TASK DIRECTIONS =
For each entry, return the text exactly and omit any image.

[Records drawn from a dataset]

Content starts

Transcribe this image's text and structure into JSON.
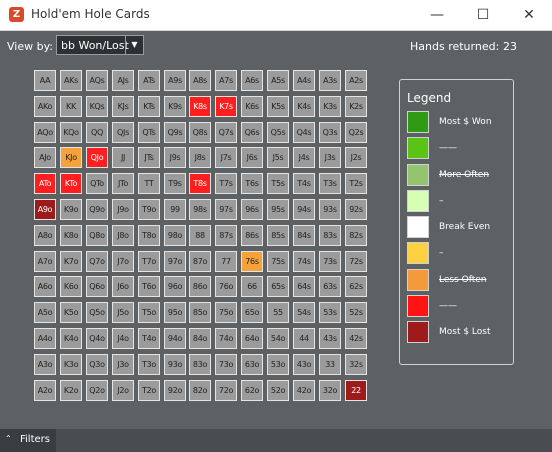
{
  "window": {
    "title": "Hold'em Hole Cards",
    "minimize_glyph": "—",
    "maximize_glyph": "☐",
    "close_glyph": "✕",
    "app_icon": "Z"
  },
  "toolbar": {
    "view_by_label": "View by:",
    "view_by_value": "bb Won/Lost",
    "hands_returned_label": "Hands returned:",
    "hands_returned_value": "23"
  },
  "colors": {
    "neutral": "#9b9b9b",
    "lost_red": "#ff1f1f",
    "dark_red": "#9e1b1b",
    "orange": "#f5a23b"
  },
  "grid": {
    "rows": [
      [
        "AA",
        "AKs",
        "AQs",
        "AJs",
        "ATs",
        "A9s",
        "A8s",
        "A7s",
        "A6s",
        "A5s",
        "A4s",
        "A3s",
        "A2s"
      ],
      [
        "AKo",
        "KK",
        "KQs",
        "KJs",
        "KTs",
        "K9s",
        "K8s",
        "K7s",
        "K6s",
        "K5s",
        "K4s",
        "K3s",
        "K2s"
      ],
      [
        "AQo",
        "KQo",
        "QQ",
        "QJs",
        "QTs",
        "Q9s",
        "Q8s",
        "Q7s",
        "Q6s",
        "Q5s",
        "Q4s",
        "Q3s",
        "Q2s"
      ],
      [
        "AJo",
        "KJo",
        "QJo",
        "JJ",
        "JTs",
        "J9s",
        "J8s",
        "J7s",
        "J6s",
        "J5s",
        "J4s",
        "J3s",
        "J2s"
      ],
      [
        "ATo",
        "KTo",
        "QTo",
        "JTo",
        "TT",
        "T9s",
        "T8s",
        "T7s",
        "T6s",
        "T5s",
        "T4s",
        "T3s",
        "T2s"
      ],
      [
        "A9o",
        "K9o",
        "Q9o",
        "J9o",
        "T9o",
        "99",
        "98s",
        "97s",
        "96s",
        "95s",
        "94s",
        "93s",
        "92s"
      ],
      [
        "A8o",
        "K8o",
        "Q8o",
        "J8o",
        "T8o",
        "98o",
        "88",
        "87s",
        "86s",
        "85s",
        "84s",
        "83s",
        "82s"
      ],
      [
        "A7o",
        "K7o",
        "Q7o",
        "J7o",
        "T7o",
        "97o",
        "87o",
        "77",
        "76s",
        "75s",
        "74s",
        "73s",
        "72s"
      ],
      [
        "A6o",
        "K6o",
        "Q6o",
        "J6o",
        "T6o",
        "96o",
        "86o",
        "76o",
        "66",
        "65s",
        "64s",
        "63s",
        "62s"
      ],
      [
        "A5o",
        "K5o",
        "Q5o",
        "J5o",
        "T5o",
        "95o",
        "85o",
        "75o",
        "65o",
        "55",
        "54s",
        "53s",
        "52s"
      ],
      [
        "A4o",
        "K4o",
        "Q4o",
        "J4o",
        "T4o",
        "94o",
        "84o",
        "74o",
        "64o",
        "54o",
        "44",
        "43s",
        "42s"
      ],
      [
        "A3o",
        "K3o",
        "Q3o",
        "J3o",
        "T3o",
        "93o",
        "83o",
        "73o",
        "63o",
        "53o",
        "43o",
        "33",
        "32s"
      ],
      [
        "A2o",
        "K2o",
        "Q2o",
        "J2o",
        "T2o",
        "92o",
        "82o",
        "72o",
        "62o",
        "52o",
        "42o",
        "32o",
        "22"
      ]
    ],
    "highlights": {
      "K8s": "#ff1f1f",
      "K7s": "#ff1f1f",
      "KJo": "#f5a23b",
      "QJo": "#ff1f1f",
      "ATo": "#ff1f1f",
      "KTo": "#ff1f1f",
      "T8s": "#ff1f1f",
      "A9o": "#9e1b1b",
      "76s": "#f5a23b",
      "22": "#9e1b1b"
    },
    "highlight_text": {
      "#ff1f1f": "#ffffff",
      "#9e1b1b": "#ffffff",
      "#f5a23b": "#222222"
    }
  },
  "legend": {
    "title": "Legend",
    "items": [
      {
        "label": "Most $ Won",
        "color": "#2e9b12",
        "strike": false
      },
      {
        "label": "——",
        "color": "#59c416",
        "strike": false
      },
      {
        "label": "More Often",
        "color": "#95c46f",
        "strike": true
      },
      {
        "label": "–",
        "color": "#d6ffb3",
        "strike": false
      },
      {
        "label": "Break Even",
        "color": "#ffffff",
        "strike": false
      },
      {
        "label": "–",
        "color": "#ffd040",
        "strike": false
      },
      {
        "label": "Less Often",
        "color": "#f59a3a",
        "strike": true
      },
      {
        "label": "——",
        "color": "#ff1414",
        "strike": false
      },
      {
        "label": "Most $ Lost",
        "color": "#9e1b1b",
        "strike": false
      }
    ]
  },
  "footer": {
    "filters_label": "Filters",
    "filters_chevron": "⌃"
  }
}
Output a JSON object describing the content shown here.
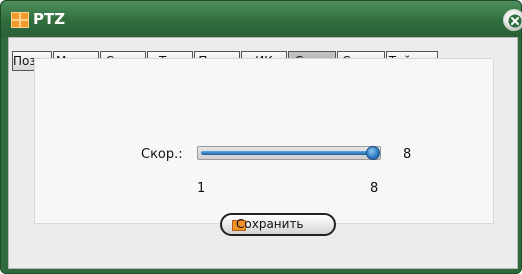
{
  "window": {
    "title": "PTZ",
    "accent_color": "#2e6a3c"
  },
  "tabs": [
    {
      "label": "Позиц",
      "active": false
    },
    {
      "label": "Марш.",
      "active": false
    },
    {
      "label": "Скан.",
      "active": false
    },
    {
      "label": "Тур",
      "active": false
    },
    {
      "label": "Пауза",
      "active": false
    },
    {
      "label": "ИК",
      "active": false
    },
    {
      "label": "Скор.",
      "active": true
    },
    {
      "label": "Север",
      "active": false
    },
    {
      "label": "Таймер",
      "active": false
    }
  ],
  "speed": {
    "label": "Скор.:",
    "value": "8",
    "min_label": "1",
    "max_label": "8",
    "level": 1.0
  },
  "save_button": {
    "label": "Сохранить"
  },
  "icons": {
    "app": "ptz-app-icon",
    "close": "close-icon",
    "save": "save-icon"
  }
}
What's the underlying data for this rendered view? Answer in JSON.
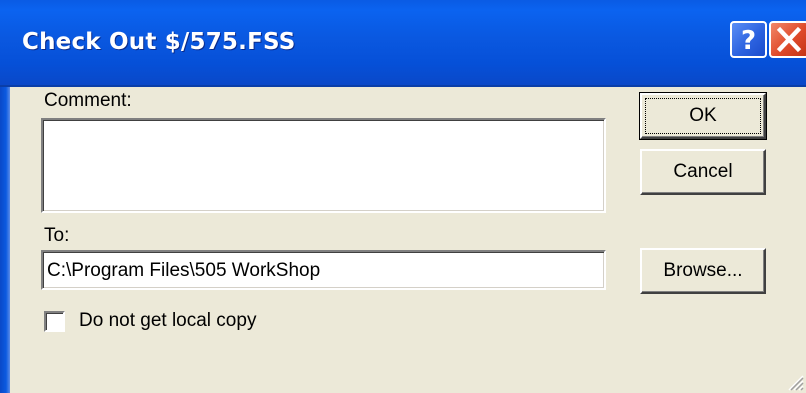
{
  "window": {
    "title": "Check Out $/575.FSS"
  },
  "titlebar": {
    "help_icon": "question-mark-icon",
    "close_icon": "close-x-icon"
  },
  "form": {
    "comment_label": "Comment:",
    "comment_value": "",
    "to_label": "To:",
    "to_value": "C:\\Program Files\\505 WorkShop",
    "checkbox_label": "Do not get local copy",
    "checkbox_checked": false
  },
  "buttons": {
    "ok": "OK",
    "cancel": "Cancel",
    "browse": "Browse..."
  },
  "colors": {
    "titlebar": "#0a58e0",
    "dialog_bg": "#ece9d8",
    "close_button": "#df4a2a",
    "help_button": "#2d63e0"
  }
}
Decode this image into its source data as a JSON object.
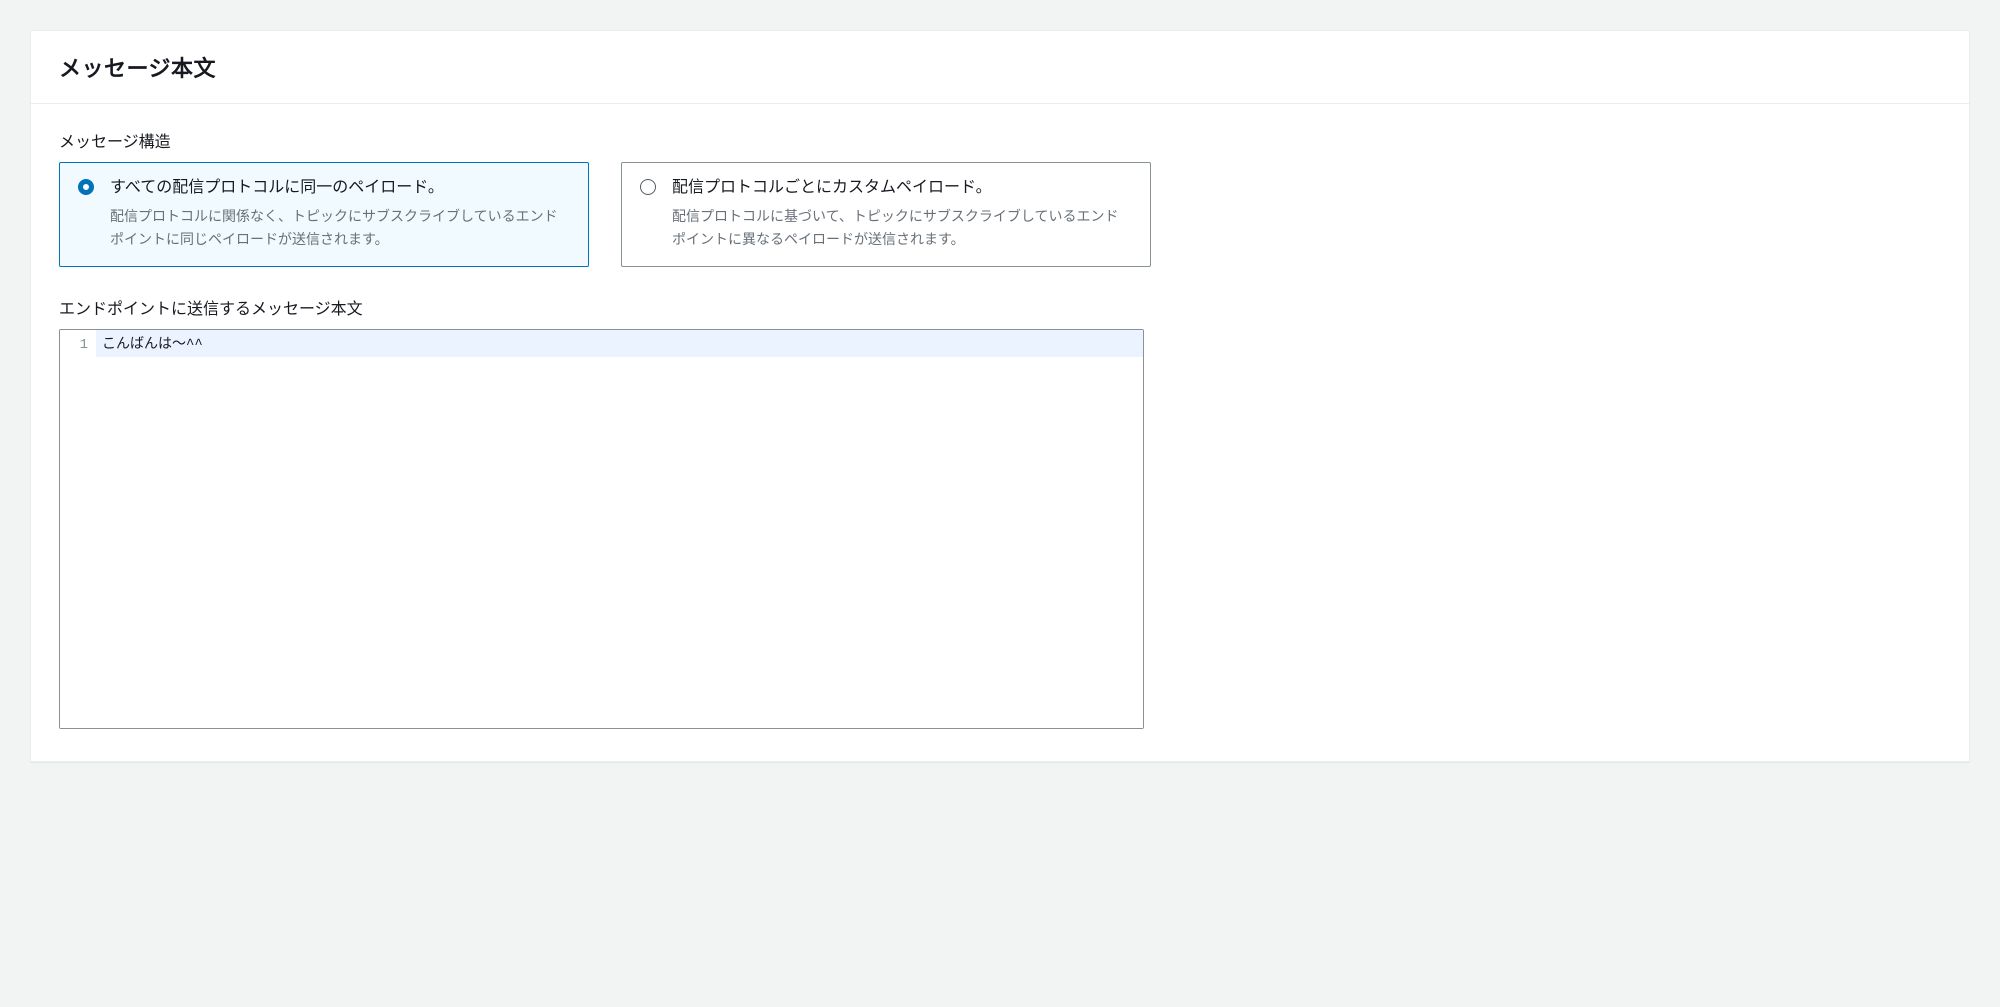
{
  "panel": {
    "title": "メッセージ本文"
  },
  "structure": {
    "label": "メッセージ構造",
    "options": [
      {
        "title": "すべての配信プロトコルに同一のペイロード。",
        "description": "配信プロトコルに関係なく、トピックにサブスクライブしているエンドポイントに同じペイロードが送信されます。",
        "selected": true
      },
      {
        "title": "配信プロトコルごとにカスタムペイロード。",
        "description": "配信プロトコルに基づいて、トピックにサブスクライブしているエンドポイントに異なるペイロードが送信されます。",
        "selected": false
      }
    ]
  },
  "body": {
    "label": "エンドポイントに送信するメッセージ本文",
    "lineNumber": "1",
    "content": "こんばんは〜^^"
  }
}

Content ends

RESPONSE BOX =
Transcribe this image's text and structure into JSON.
{
  "window": {
    "title": "Hold'em Hole Cards",
    "minimize_glyph": "—",
    "maximize_glyph": "☐",
    "close_glyph": "✕",
    "app_icon": "Z"
  },
  "toolbar": {
    "view_by_label": "View by:",
    "view_by_value": "bb Won/Lost",
    "hands_returned_label": "Hands returned:",
    "hands_returned_value": "23"
  },
  "colors": {
    "neutral": "#9b9b9b",
    "lost_red": "#ff1f1f",
    "dark_red": "#9e1b1b",
    "orange": "#f5a23b"
  },
  "grid": {
    "rows": [
      [
        "AA",
        "AKs",
        "AQs",
        "AJs",
        "ATs",
        "A9s",
        "A8s",
        "A7s",
        "A6s",
        "A5s",
        "A4s",
        "A3s",
        "A2s"
      ],
      [
        "AKo",
        "KK",
        "KQs",
        "KJs",
        "KTs",
        "K9s",
        "K8s",
        "K7s",
        "K6s",
        "K5s",
        "K4s",
        "K3s",
        "K2s"
      ],
      [
        "AQo",
        "KQo",
        "QQ",
        "QJs",
        "QTs",
        "Q9s",
        "Q8s",
        "Q7s",
        "Q6s",
        "Q5s",
        "Q4s",
        "Q3s",
        "Q2s"
      ],
      [
        "AJo",
        "KJo",
        "QJo",
        "JJ",
        "JTs",
        "J9s",
        "J8s",
        "J7s",
        "J6s",
        "J5s",
        "J4s",
        "J3s",
        "J2s"
      ],
      [
        "ATo",
        "KTo",
        "QTo",
        "JTo",
        "TT",
        "T9s",
        "T8s",
        "T7s",
        "T6s",
        "T5s",
        "T4s",
        "T3s",
        "T2s"
      ],
      [
        "A9o",
        "K9o",
        "Q9o",
        "J9o",
        "T9o",
        "99",
        "98s",
        "97s",
        "96s",
        "95s",
        "94s",
        "93s",
        "92s"
      ],
      [
        "A8o",
        "K8o",
        "Q8o",
        "J8o",
        "T8o",
        "98o",
        "88",
        "87s",
        "86s",
        "85s",
        "84s",
        "83s",
        "82s"
      ],
      [
        "A7o",
        "K7o",
        "Q7o",
        "J7o",
        "T7o",
        "97o",
        "87o",
        "77",
        "76s",
        "75s",
        "74s",
        "73s",
        "72s"
      ],
      [
        "A6o",
        "K6o",
        "Q6o",
        "J6o",
        "T6o",
        "96o",
        "86o",
        "76o",
        "66",
        "65s",
        "64s",
        "63s",
        "62s"
      ],
      [
        "A5o",
        "K5o",
        "Q5o",
        "J5o",
        "T5o",
        "95o",
        "85o",
        "75o",
        "65o",
        "55",
        "54s",
        "53s",
        "52s"
      ],
      [
        "A4o",
        "K4o",
        "Q4o",
        "J4o",
        "T4o",
        "94o",
        "84o",
        "74o",
        "64o",
        "54o",
        "44",
        "43s",
        "42s"
      ],
      [
        "A3o",
        "K3o",
        "Q3o",
        "J3o",
        "T3o",
        "93o",
        "83o",
        "73o",
        "63o",
        "53o",
        "43o",
        "33",
        "32s"
      ],
      [
        "A2o",
        "K2o",
        "Q2o",
        "J2o",
        "T2o",
        "92o",
        "82o",
        "72o",
        "62o",
        "52o",
        "42o",
        "32o",
        "22"
      ]
    ],
    "highlights": {
      "K8s": "#ff1f1f",
      "K7s": "#ff1f1f",
      "KJo": "#f5a23b",
      "QJo": "#ff1f1f",
      "ATo": "#ff1f1f",
      "KTo": "#ff1f1f",
      "T8s": "#ff1f1f",
      "A9o": "#9e1b1b",
      "76s": "#f5a23b",
      "22": "#9e1b1b"
    },
    "highlight_text": {
      "#ff1f1f": "#ffffff",
      "#9e1b1b": "#ffffff",
      "#f5a23b": "#222222"
    }
  },
  "legend": {
    "title": "Legend",
    "items": [
      {
        "label": "Most $ Won",
        "color": "#2e9b12",
        "strike": false
      },
      {
        "label": "——",
        "color": "#59c416",
        "strike": false
      },
      {
        "label": "More Often",
        "color": "#95c46f",
        "strike": true
      },
      {
        "label": "–",
        "color": "#d6ffb3",
        "strike": false
      },
      {
        "label": "Break Even",
        "color": "#ffffff",
        "strike": false
      },
      {
        "label": "–",
        "color": "#ffd040",
        "strike": false
      },
      {
        "label": "Less Often",
        "color": "#f59a3a",
        "strike": true
      },
      {
        "label": "——",
        "color": "#ff1414",
        "strike": false
      },
      {
        "label": "Most $ Lost",
        "color": "#9e1b1b",
        "strike": false
      }
    ]
  },
  "footer": {
    "filters_label": "Filters",
    "filters_chevron": "⌃"
  }
}
Output a JSON object describing the content shown here.
{
  "window": {
    "title": "PTZ",
    "accent_color": "#2e6a3c"
  },
  "tabs": [
    {
      "label": "Позиц",
      "active": false
    },
    {
      "label": "Марш.",
      "active": false
    },
    {
      "label": "Скан.",
      "active": false
    },
    {
      "label": "Тур",
      "active": false
    },
    {
      "label": "Пауза",
      "active": false
    },
    {
      "label": "ИК",
      "active": false
    },
    {
      "label": "Скор.",
      "active": true
    },
    {
      "label": "Север",
      "active": false
    },
    {
      "label": "Таймер",
      "active": false
    }
  ],
  "speed": {
    "label": "Скор.:",
    "value": "8",
    "min_label": "1",
    "max_label": "8",
    "level": 1.0
  },
  "save_button": {
    "label": "Сохранить"
  },
  "icons": {
    "app": "ptz-app-icon",
    "close": "close-icon",
    "save": "save-icon"
  }
}
What's the underlying data for this rendered view? Answer in JSON.
{
  "window": {
    "title": "Check Out $/575.FSS"
  },
  "titlebar": {
    "help_icon": "question-mark-icon",
    "close_icon": "close-x-icon"
  },
  "form": {
    "comment_label": "Comment:",
    "comment_value": "",
    "to_label": "To:",
    "to_value": "C:\\Program Files\\505 WorkShop",
    "checkbox_label": "Do not get local copy",
    "checkbox_checked": false
  },
  "buttons": {
    "ok": "OK",
    "cancel": "Cancel",
    "browse": "Browse..."
  },
  "colors": {
    "titlebar": "#0a58e0",
    "dialog_bg": "#ece9d8",
    "close_button": "#df4a2a",
    "help_button": "#2d63e0"
  }
}
Decode this image into its source data as a JSON object.
{
  "panel": {
    "title": "メッセージ本文"
  },
  "structure": {
    "label": "メッセージ構造",
    "options": [
      {
        "title": "すべての配信プロトコルに同一のペイロード。",
        "description": "配信プロトコルに関係なく、トピックにサブスクライブしているエンドポイントに同じペイロードが送信されます。",
        "selected": true
      },
      {
        "title": "配信プロトコルごとにカスタムペイロード。",
        "description": "配信プロトコルに基づいて、トピックにサブスクライブしているエンドポイントに異なるペイロードが送信されます。",
        "selected": false
      }
    ]
  },
  "body": {
    "label": "エンドポイントに送信するメッセージ本文",
    "lineNumber": "1",
    "content": "こんばんは〜^^"
  }
}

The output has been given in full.